Each entry must be given again exactly; images do not belong in the copy.

Data extracted from a collection
============================================================

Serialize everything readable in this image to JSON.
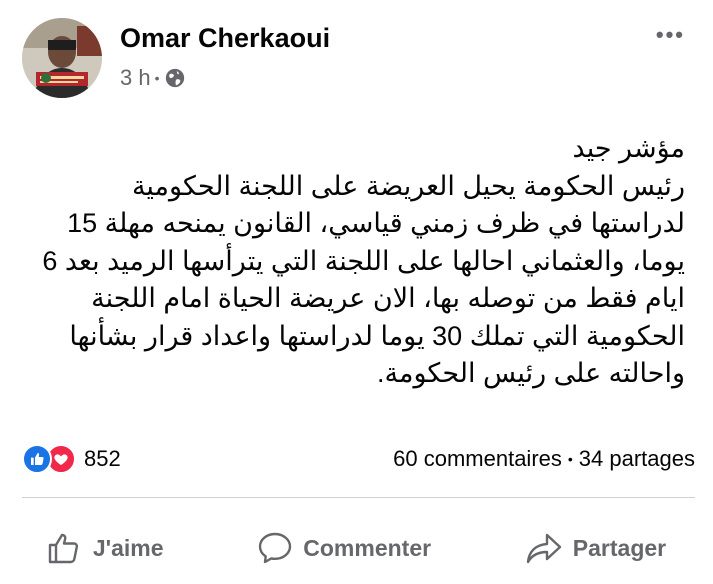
{
  "post": {
    "author": "Omar Cherkaoui",
    "time": "3 h",
    "separator": "•",
    "audience_icon": "globe-icon",
    "more_icon": "more-options-icon",
    "more_label": "•••",
    "lines": [
      "مؤشر جيد",
      "رئيس الحكومة يحيل العريضة على اللجنة الحكومية",
      "لدراستها في ظرف زمني قياسي، القانون يمنحه مهلة 15",
      "يوما، والعثماني احالها على اللجنة التي يترأسها الرميد بعد 6",
      "ايام فقط من توصله بها، الان عريضة الحياة امام اللجنة",
      "الحكومية التي تملك 30 يوما لدراستها واعداد قرار بشأنها",
      "واحالته على رئيس الحكومة."
    ],
    "reactions": {
      "count": "852",
      "types": [
        "like",
        "love"
      ]
    },
    "comments": "60 commentaires",
    "stats_separator": "•",
    "shares": "34 partages",
    "actions": {
      "like": "J'aime",
      "comment": "Commenter",
      "share": "Partager"
    },
    "colors": {
      "like_blue": "#1b74e4",
      "love_red": "#f0284a",
      "secondary_text": "#65676b"
    }
  }
}
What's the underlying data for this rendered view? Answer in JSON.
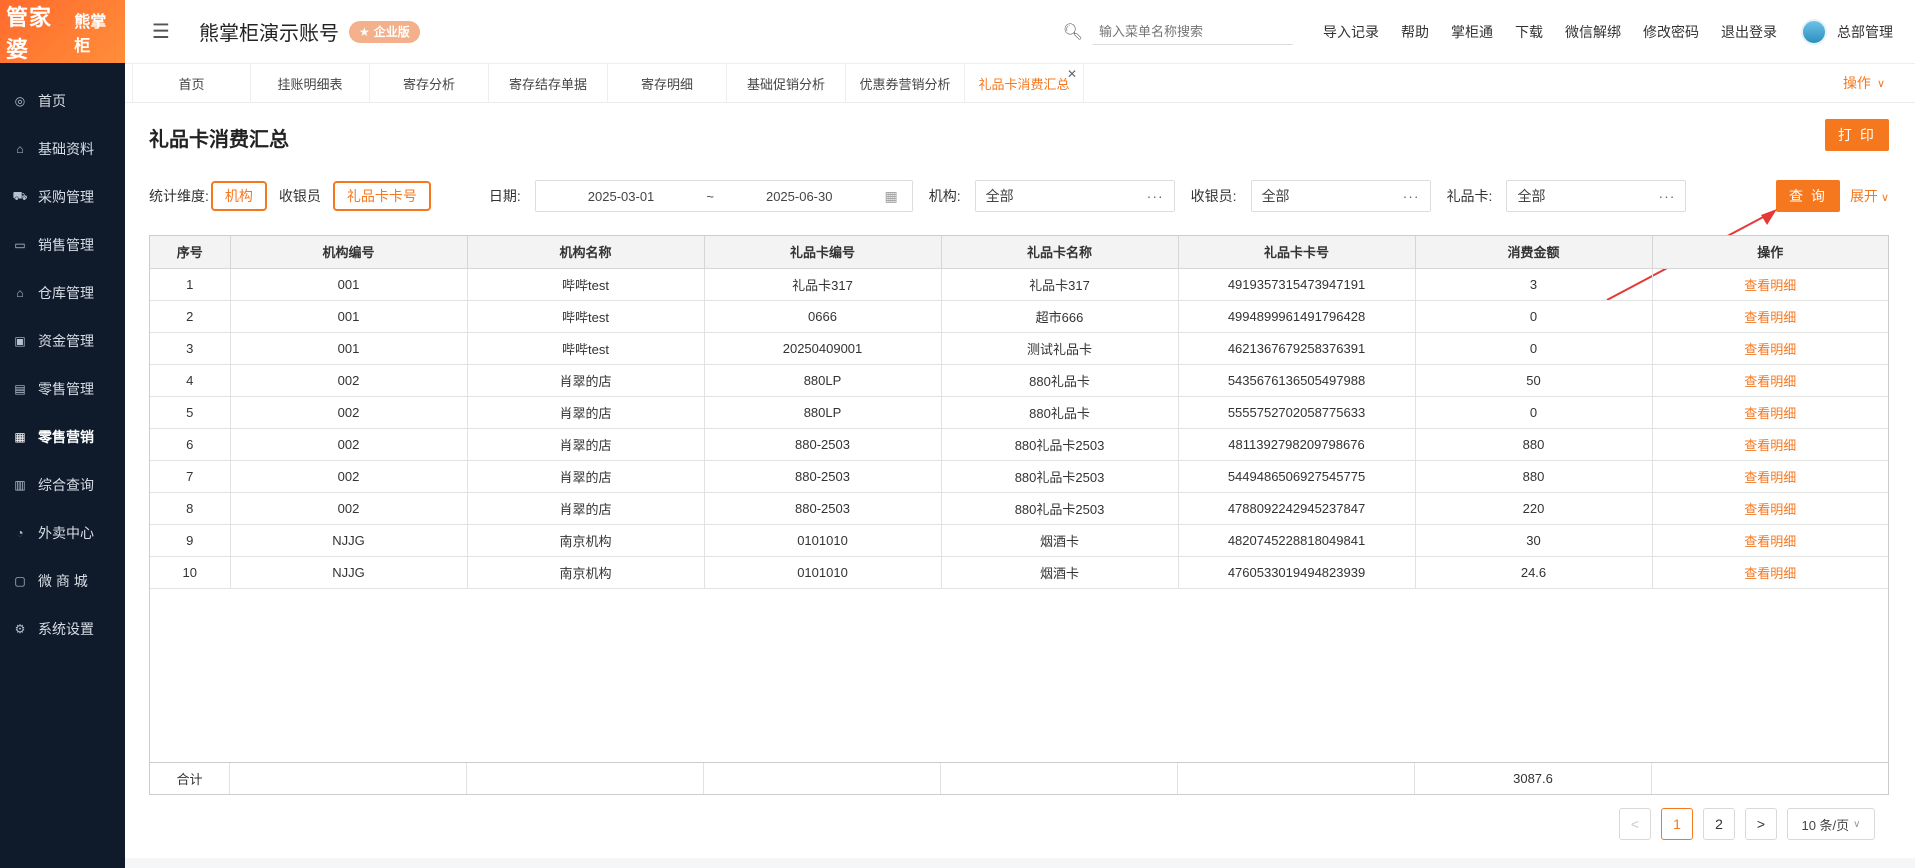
{
  "logo": {
    "main": "管家婆",
    "sub": "熊掌柜"
  },
  "sidebar": {
    "items": [
      {
        "label": "首页",
        "icon": "globe-icon"
      },
      {
        "label": "基础资料",
        "icon": "home-icon"
      },
      {
        "label": "采购管理",
        "icon": "cart-icon"
      },
      {
        "label": "销售管理",
        "icon": "card-icon"
      },
      {
        "label": "仓库管理",
        "icon": "warehouse-icon"
      },
      {
        "label": "资金管理",
        "icon": "finance-icon"
      },
      {
        "label": "零售管理",
        "icon": "chart-icon"
      },
      {
        "label": "零售营销",
        "icon": "gift-icon",
        "active": true
      },
      {
        "label": "综合查询",
        "icon": "bar-icon"
      },
      {
        "label": "外卖中心",
        "icon": "alarm-icon"
      },
      {
        "label": "微 商 城",
        "icon": "bag-icon"
      },
      {
        "label": "系统设置",
        "icon": "gear-icon"
      }
    ]
  },
  "header": {
    "account": "熊掌柜演示账号",
    "badge": "企业版",
    "search_placeholder": "输入菜单名称搜索",
    "links": [
      "导入记录",
      "帮助",
      "掌柜通",
      "下载",
      "微信解绑",
      "修改密码",
      "退出登录"
    ],
    "user": "总部管理"
  },
  "tabs": {
    "items": [
      "首页",
      "挂账明细表",
      "寄存分析",
      "寄存结存单据",
      "寄存明细",
      "基础促销分析",
      "优惠券营销分析",
      "礼品卡消费汇总"
    ],
    "active_index": 7,
    "operate": "操作"
  },
  "page": {
    "title": "礼品卡消费汇总",
    "print": "打 印"
  },
  "filters": {
    "dimension_label": "统计维度:",
    "dimensions": [
      "机构",
      "收银员",
      "礼品卡卡号"
    ],
    "date_label": "日期:",
    "date_start": "2025-03-01",
    "date_sep": "~",
    "date_end": "2025-06-30",
    "org_label": "机构:",
    "org_value": "全部",
    "cashier_label": "收银员:",
    "cashier_value": "全部",
    "card_label": "礼品卡:",
    "card_value": "全部",
    "query": "查 询",
    "expand": "展开"
  },
  "table": {
    "headers": [
      "序号",
      "机构编号",
      "机构名称",
      "礼品卡编号",
      "礼品卡名称",
      "礼品卡卡号",
      "消费金额",
      "操作"
    ],
    "rows": [
      [
        "1",
        "001",
        "哔哔test",
        "礼品卡317",
        "礼品卡317",
        "4919357315473947191",
        "3",
        "查看明细"
      ],
      [
        "2",
        "001",
        "哔哔test",
        "0666",
        "超市666",
        "4994899961491796428",
        "0",
        "查看明细"
      ],
      [
        "3",
        "001",
        "哔哔test",
        "20250409001",
        "测试礼品卡",
        "4621367679258376391",
        "0",
        "查看明细"
      ],
      [
        "4",
        "002",
        "肖翠的店",
        "880LP",
        "880礼品卡",
        "5435676136505497988",
        "50",
        "查看明细"
      ],
      [
        "5",
        "002",
        "肖翠的店",
        "880LP",
        "880礼品卡",
        "5555752702058775633",
        "0",
        "查看明细"
      ],
      [
        "6",
        "002",
        "肖翠的店",
        "880-2503",
        "880礼品卡2503",
        "4811392798209798676",
        "880",
        "查看明细"
      ],
      [
        "7",
        "002",
        "肖翠的店",
        "880-2503",
        "880礼品卡2503",
        "5449486506927545775",
        "880",
        "查看明细"
      ],
      [
        "8",
        "002",
        "肖翠的店",
        "880-2503",
        "880礼品卡2503",
        "4788092242945237847",
        "220",
        "查看明细"
      ],
      [
        "9",
        "NJJG",
        "南京机构",
        "0101010",
        "烟酒卡",
        "4820745228818049841",
        "30",
        "查看明细"
      ],
      [
        "10",
        "NJJG",
        "南京机构",
        "0101010",
        "烟酒卡",
        "4760533019494823939",
        "24.6",
        "查看明细"
      ]
    ],
    "footer_label": "合计",
    "footer_total": "3087.6"
  },
  "pagination": {
    "prev": "<",
    "pages": [
      "1",
      "2"
    ],
    "current": "1",
    "next": ">",
    "size": "10 条/页"
  },
  "colors": {
    "accent": "#f5781f",
    "sidebar": "#0f1b2b"
  }
}
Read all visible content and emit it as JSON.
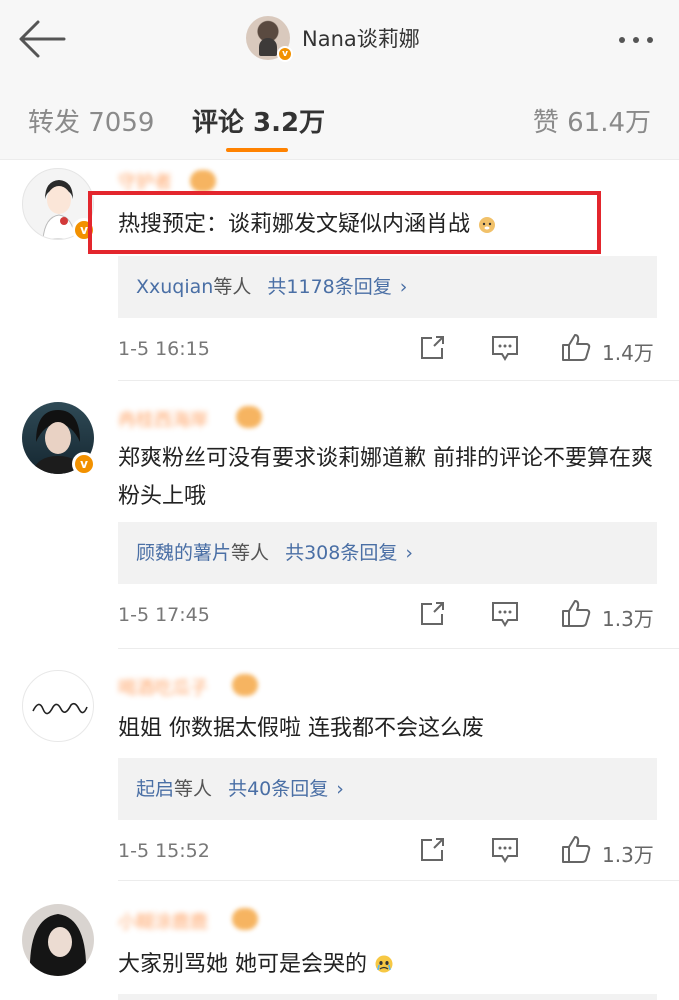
{
  "header": {
    "account_name": "Nana谈莉娜",
    "icons": {
      "back": "back-arrow-icon",
      "more": "more-dots-icon"
    }
  },
  "tabs": {
    "repost": "转发 7059",
    "comments": "评论 3.2万",
    "likes": "赞 61.4万"
  },
  "colors": {
    "accent": "#ff8200",
    "link": "#4a6fa5",
    "highlight": "#e3262d",
    "verified": "#f29100"
  },
  "comments": [
    {
      "username": "守护者",
      "text": "热搜预定：谈莉娜发文疑似内涵肖战",
      "reply_users": "Xxuqian",
      "reply_suffix": "等人",
      "reply_count": "共1178条回复",
      "time": "1-5 16:15",
      "likes": "1.4万"
    },
    {
      "username": "冉桂西海岸",
      "text": "郑爽粉丝可没有要求谈莉娜道歉 前排的评论不要算在爽粉头上哦",
      "reply_users": "顾魏的薯片",
      "reply_suffix": "等人",
      "reply_count": "共308条回复",
      "time": "1-5 17:45",
      "likes": "1.3万"
    },
    {
      "username": "喝酒吃瓜子",
      "text": "姐姐 你数据太假啦 连我都不会这么废",
      "reply_users": "起启",
      "reply_suffix": "等人",
      "reply_count": "共40条回复",
      "time": "1-5 15:52",
      "likes": "1.3万"
    },
    {
      "username": "小糊涂鹿鹿",
      "text": "大家别骂她 她可是会哭的"
    }
  ]
}
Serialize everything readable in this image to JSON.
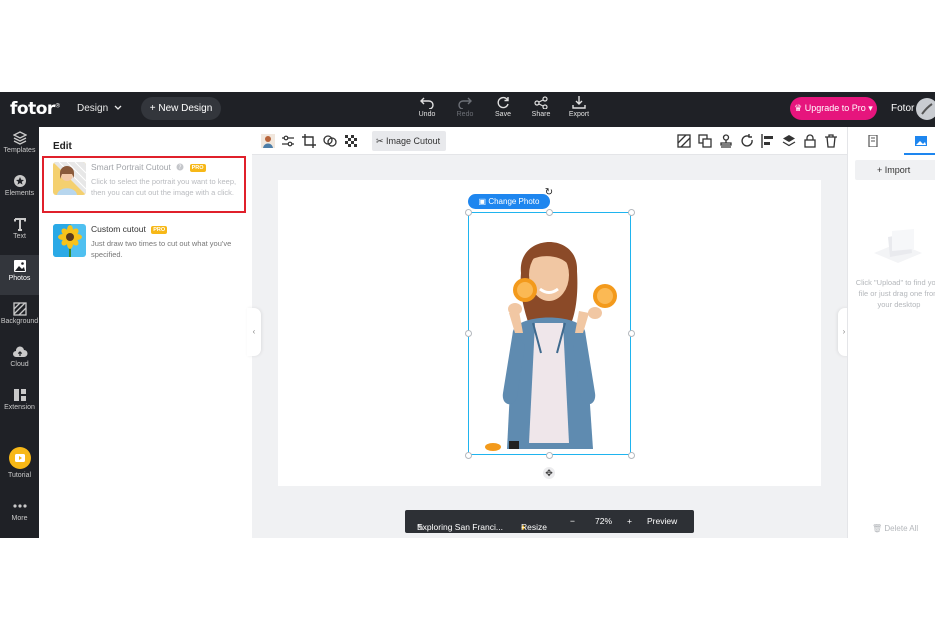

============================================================

RESPONSE:
Serialize everything readable in this image to JSON.
{
  "post": {
    "author": "Omar Cherkaoui",
    "time": "3 h",
    "separator": "•",
    "audience_icon": "globe-icon",
    "more_icon": "more-options-icon",
    "more_label": "•••",
    "lines": [
      "مؤشر جيد",
      "رئيس الحكومة يحيل العريضة على اللجنة الحكومية",
      "لدراستها في ظرف زمني قياسي، القانون يمنحه مهلة 15",
      "يوما، والعثماني احالها على اللجنة التي يترأسها الرميد بعد 6",
      "ايام فقط من توصله بها، الان عريضة الحياة امام اللجنة",
      "الحكومية التي تملك 30 يوما لدراستها واعداد قرار بشأنها",
      "واحالته على رئيس الحكومة."
    ],
    "reactions": {
      "count": "852",
      "types": [
        "like",
        "love"
      ]
    },
    "comments": "60 commentaires",
    "stats_separator": "•",
    "shares": "34 partages",
    "actions": {
      "like": "J'aime",
      "comment": "Commenter",
      "share": "Partager"
    },
    "colors": {
      "like_blue": "#1b74e4",
      "love_red": "#f0284a",
      "secondary_text": "#65676b"
    }
  }
}
What's the underlying data for this rendered view? Answer in JSON.
{
  "logo": {
    "main": "管家婆",
    "sub": "熊掌柜"
  },
  "sidebar": {
    "items": [
      {
        "label": "首页",
        "icon": "globe-icon"
      },
      {
        "label": "基础资料",
        "icon": "home-icon"
      },
      {
        "label": "采购管理",
        "icon": "cart-icon"
      },
      {
        "label": "销售管理",
        "icon": "card-icon"
      },
      {
        "label": "仓库管理",
        "icon": "warehouse-icon"
      },
      {
        "label": "资金管理",
        "icon": "finance-icon"
      },
      {
        "label": "零售管理",
        "icon": "chart-icon"
      },
      {
        "label": "零售营销",
        "icon": "gift-icon",
        "active": true
      },
      {
        "label": "综合查询",
        "icon": "bar-icon"
      },
      {
        "label": "外卖中心",
        "icon": "alarm-icon"
      },
      {
        "label": "微 商 城",
        "icon": "bag-icon"
      },
      {
        "label": "系统设置",
        "icon": "gear-icon"
      }
    ]
  },
  "header": {
    "account": "熊掌柜演示账号",
    "badge": "企业版",
    "search_placeholder": "输入菜单名称搜索",
    "links": [
      "导入记录",
      "帮助",
      "掌柜通",
      "下载",
      "微信解绑",
      "修改密码",
      "退出登录"
    ],
    "user": "总部管理"
  },
  "tabs": {
    "items": [
      "首页",
      "挂账明细表",
      "寄存分析",
      "寄存结存单据",
      "寄存明细",
      "基础促销分析",
      "优惠券营销分析",
      "礼品卡消费汇总"
    ],
    "active_index": 7,
    "operate": "操作"
  },
  "page": {
    "title": "礼品卡消费汇总",
    "print": "打 印"
  },
  "filters": {
    "dimension_label": "统计维度:",
    "dimensions": [
      "机构",
      "收银员",
      "礼品卡卡号"
    ],
    "date_label": "日期:",
    "date_start": "2025-03-01",
    "date_sep": "~",
    "date_end": "2025-06-30",
    "org_label": "机构:",
    "org_value": "全部",
    "cashier_label": "收银员:",
    "cashier_value": "全部",
    "card_label": "礼品卡:",
    "card_value": "全部",
    "query": "查 询",
    "expand": "展开"
  },
  "table": {
    "headers": [
      "序号",
      "机构编号",
      "机构名称",
      "礼品卡编号",
      "礼品卡名称",
      "礼品卡卡号",
      "消费金额",
      "操作"
    ],
    "rows": [
      [
        "1",
        "001",
        "哔哔test",
        "礼品卡317",
        "礼品卡317",
        "4919357315473947191",
        "3",
        "查看明细"
      ],
      [
        "2",
        "001",
        "哔哔test",
        "0666",
        "超市666",
        "4994899961491796428",
        "0",
        "查看明细"
      ],
      [
        "3",
        "001",
        "哔哔test",
        "20250409001",
        "测试礼品卡",
        "4621367679258376391",
        "0",
        "查看明细"
      ],
      [
        "4",
        "002",
        "肖翠的店",
        "880LP",
        "880礼品卡",
        "5435676136505497988",
        "50",
        "查看明细"
      ],
      [
        "5",
        "002",
        "肖翠的店",
        "880LP",
        "880礼品卡",
        "5555752702058775633",
        "0",
        "查看明细"
      ],
      [
        "6",
        "002",
        "肖翠的店",
        "880-2503",
        "880礼品卡2503",
        "4811392798209798676",
        "880",
        "查看明细"
      ],
      [
        "7",
        "002",
        "肖翠的店",
        "880-2503",
        "880礼品卡2503",
        "5449486506927545775",
        "880",
        "查看明细"
      ],
      [
        "8",
        "002",
        "肖翠的店",
        "880-2503",
        "880礼品卡2503",
        "4788092242945237847",
        "220",
        "查看明细"
      ],
      [
        "9",
        "NJJG",
        "南京机构",
        "0101010",
        "烟酒卡",
        "4820745228818049841",
        "30",
        "查看明细"
      ],
      [
        "10",
        "NJJG",
        "南京机构",
        "0101010",
        "烟酒卡",
        "4760533019494823939",
        "24.6",
        "查看明细"
      ]
    ],
    "footer_label": "合计",
    "footer_total": "3087.6"
  },
  "pagination": {
    "prev": "<",
    "pages": [
      "1",
      "2"
    ],
    "current": "1",
    "next": ">",
    "size": "10 条/页"
  },
  "colors": {
    "accent": "#f5781f",
    "sidebar": "#0f1b2b"
  }
}
Read all visible content and emit it as JSON.
{
  "header": {
    "account_name": "Nana谈莉娜",
    "icons": {
      "back": "back-arrow-icon",
      "more": "more-dots-icon"
    }
  },
  "tabs": {
    "repost": "转发 7059",
    "comments": "评论 3.2万",
    "likes": "赞 61.4万"
  },
  "colors": {
    "accent": "#ff8200",
    "link": "#4a6fa5",
    "highlight": "#e3262d",
    "verified": "#f29100"
  },
  "comments": [
    {
      "username": "守护者",
      "text": "热搜预定：谈莉娜发文疑似内涵肖战",
      "reply_users": "Xxuqian",
      "reply_suffix": "等人",
      "reply_count": "共1178条回复",
      "time": "1-5 16:15",
      "likes": "1.4万"
    },
    {
      "username": "冉桂西海岸",
      "text": "郑爽粉丝可没有要求谈莉娜道歉 前排的评论不要算在爽粉头上哦",
      "reply_users": "顾魏的薯片",
      "reply_suffix": "等人",
      "reply_count": "共308条回复",
      "time": "1-5 17:45",
      "likes": "1.3万"
    },
    {
      "username": "喝酒吃瓜子",
      "text": "姐姐 你数据太假啦 连我都不会这么废",
      "reply_users": "起启",
      "reply_suffix": "等人",
      "reply_count": "共40条回复",
      "time": "1-5 15:52",
      "likes": "1.3万"
    },
    {
      "username": "小糊涂鹿鹿",
      "text": "大家别骂她 她可是会哭的"
    }
  ]
}
Serialize everything readable in this image to JSON.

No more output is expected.